Dataset items
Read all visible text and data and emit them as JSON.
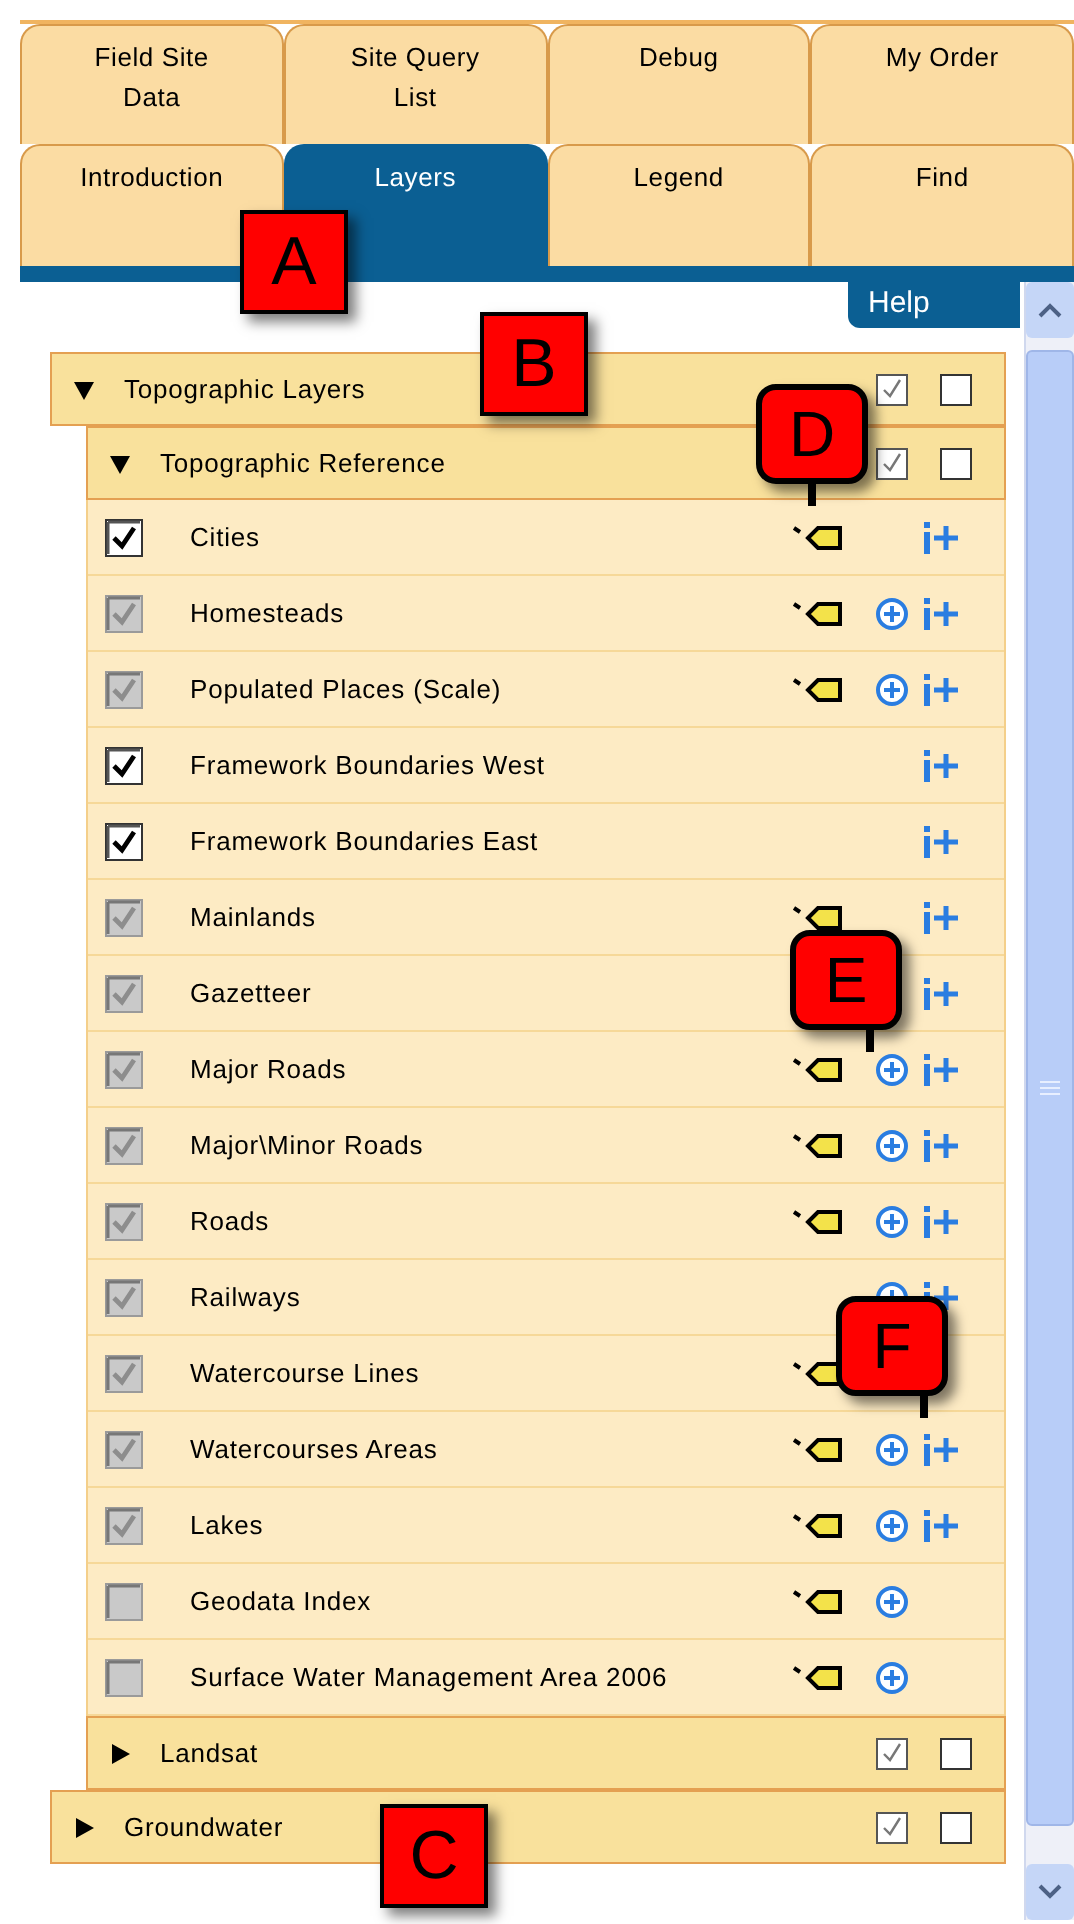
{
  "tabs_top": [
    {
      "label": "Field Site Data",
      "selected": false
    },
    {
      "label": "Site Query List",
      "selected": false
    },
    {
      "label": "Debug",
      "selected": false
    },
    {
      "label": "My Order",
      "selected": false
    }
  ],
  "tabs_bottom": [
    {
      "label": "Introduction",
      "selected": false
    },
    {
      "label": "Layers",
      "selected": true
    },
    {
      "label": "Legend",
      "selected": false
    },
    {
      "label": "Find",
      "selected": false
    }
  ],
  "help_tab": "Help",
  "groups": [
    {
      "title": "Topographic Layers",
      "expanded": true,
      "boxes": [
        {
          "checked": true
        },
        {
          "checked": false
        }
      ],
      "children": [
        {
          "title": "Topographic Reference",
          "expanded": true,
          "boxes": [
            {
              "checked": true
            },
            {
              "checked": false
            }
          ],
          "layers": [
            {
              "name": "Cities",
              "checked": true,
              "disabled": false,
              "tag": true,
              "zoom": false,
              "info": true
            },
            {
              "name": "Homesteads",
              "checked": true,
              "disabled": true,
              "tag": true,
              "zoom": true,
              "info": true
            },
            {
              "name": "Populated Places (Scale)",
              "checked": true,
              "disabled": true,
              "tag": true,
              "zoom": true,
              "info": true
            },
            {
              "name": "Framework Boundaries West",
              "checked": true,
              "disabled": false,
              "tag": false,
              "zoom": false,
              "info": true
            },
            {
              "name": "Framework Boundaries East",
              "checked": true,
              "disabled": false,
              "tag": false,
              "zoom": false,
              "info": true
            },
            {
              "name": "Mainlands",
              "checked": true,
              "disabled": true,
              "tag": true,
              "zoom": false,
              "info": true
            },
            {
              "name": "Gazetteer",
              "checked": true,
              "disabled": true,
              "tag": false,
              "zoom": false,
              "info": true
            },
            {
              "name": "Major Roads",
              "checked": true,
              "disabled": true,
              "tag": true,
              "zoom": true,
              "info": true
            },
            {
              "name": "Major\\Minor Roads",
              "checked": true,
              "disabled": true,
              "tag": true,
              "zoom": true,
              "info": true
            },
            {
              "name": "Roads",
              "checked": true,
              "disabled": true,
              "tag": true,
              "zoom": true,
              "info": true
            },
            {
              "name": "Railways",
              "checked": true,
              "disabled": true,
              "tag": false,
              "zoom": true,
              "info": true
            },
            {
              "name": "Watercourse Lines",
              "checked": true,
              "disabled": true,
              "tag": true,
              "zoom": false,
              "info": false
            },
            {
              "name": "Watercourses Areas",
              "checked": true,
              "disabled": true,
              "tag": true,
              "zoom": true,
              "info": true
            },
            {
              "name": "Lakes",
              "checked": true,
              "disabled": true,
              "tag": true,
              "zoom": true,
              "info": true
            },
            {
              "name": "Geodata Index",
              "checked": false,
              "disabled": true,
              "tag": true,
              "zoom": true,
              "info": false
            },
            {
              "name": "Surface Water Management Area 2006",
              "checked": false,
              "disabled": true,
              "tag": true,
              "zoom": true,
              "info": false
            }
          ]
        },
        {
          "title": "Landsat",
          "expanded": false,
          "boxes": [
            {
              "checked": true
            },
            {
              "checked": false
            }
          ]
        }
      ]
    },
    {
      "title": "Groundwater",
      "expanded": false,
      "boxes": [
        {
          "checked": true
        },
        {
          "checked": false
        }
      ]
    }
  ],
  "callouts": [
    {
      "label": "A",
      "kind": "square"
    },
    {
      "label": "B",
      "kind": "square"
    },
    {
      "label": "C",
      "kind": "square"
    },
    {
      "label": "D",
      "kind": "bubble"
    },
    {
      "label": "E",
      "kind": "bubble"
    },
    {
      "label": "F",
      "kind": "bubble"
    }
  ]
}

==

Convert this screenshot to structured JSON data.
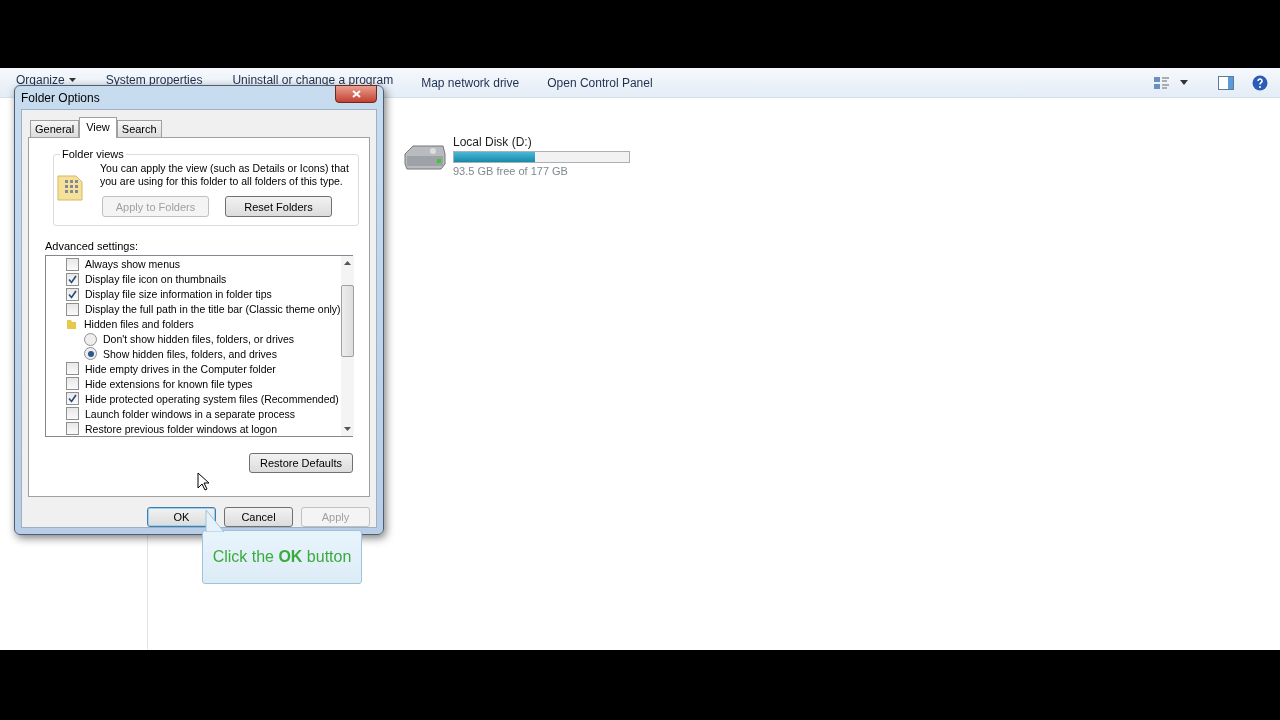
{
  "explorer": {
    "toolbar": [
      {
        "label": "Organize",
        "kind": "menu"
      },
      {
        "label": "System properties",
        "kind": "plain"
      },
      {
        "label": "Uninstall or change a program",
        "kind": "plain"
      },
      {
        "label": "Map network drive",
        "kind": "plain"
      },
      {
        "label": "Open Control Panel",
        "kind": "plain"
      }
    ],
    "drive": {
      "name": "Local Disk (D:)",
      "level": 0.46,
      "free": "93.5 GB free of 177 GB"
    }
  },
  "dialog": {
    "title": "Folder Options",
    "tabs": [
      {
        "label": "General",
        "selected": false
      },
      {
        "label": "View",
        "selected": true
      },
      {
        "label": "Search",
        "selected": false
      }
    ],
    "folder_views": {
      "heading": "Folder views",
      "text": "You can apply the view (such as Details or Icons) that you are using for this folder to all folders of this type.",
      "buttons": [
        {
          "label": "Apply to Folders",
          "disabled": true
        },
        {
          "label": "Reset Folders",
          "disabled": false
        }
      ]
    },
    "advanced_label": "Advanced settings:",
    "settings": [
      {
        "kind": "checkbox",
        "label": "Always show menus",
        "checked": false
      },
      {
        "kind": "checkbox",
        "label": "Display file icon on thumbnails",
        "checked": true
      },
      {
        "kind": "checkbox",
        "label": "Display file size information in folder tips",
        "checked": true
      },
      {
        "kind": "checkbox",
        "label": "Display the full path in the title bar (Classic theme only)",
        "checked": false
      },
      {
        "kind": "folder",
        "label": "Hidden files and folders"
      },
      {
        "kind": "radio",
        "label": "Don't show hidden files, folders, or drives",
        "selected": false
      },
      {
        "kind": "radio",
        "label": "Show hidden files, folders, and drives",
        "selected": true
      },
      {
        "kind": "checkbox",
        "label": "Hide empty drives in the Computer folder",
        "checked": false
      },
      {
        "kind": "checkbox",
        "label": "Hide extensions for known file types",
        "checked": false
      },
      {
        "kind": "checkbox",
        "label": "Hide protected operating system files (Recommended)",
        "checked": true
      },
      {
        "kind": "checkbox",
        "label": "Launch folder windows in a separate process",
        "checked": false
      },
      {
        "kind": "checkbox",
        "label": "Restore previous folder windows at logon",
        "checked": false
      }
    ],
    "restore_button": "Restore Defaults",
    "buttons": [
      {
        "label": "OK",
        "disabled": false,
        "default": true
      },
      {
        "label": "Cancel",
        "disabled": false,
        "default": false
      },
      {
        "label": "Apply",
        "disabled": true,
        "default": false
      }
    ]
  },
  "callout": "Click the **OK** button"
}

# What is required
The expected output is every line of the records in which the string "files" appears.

# Exercise solution
        "label": "Hidden files and folders"
        "label": "Don't show hidden files, folders, or drives",
        "label": "Show hidden files, folders, and drives",
        "label": "Hide protected operating system files (Recommended)",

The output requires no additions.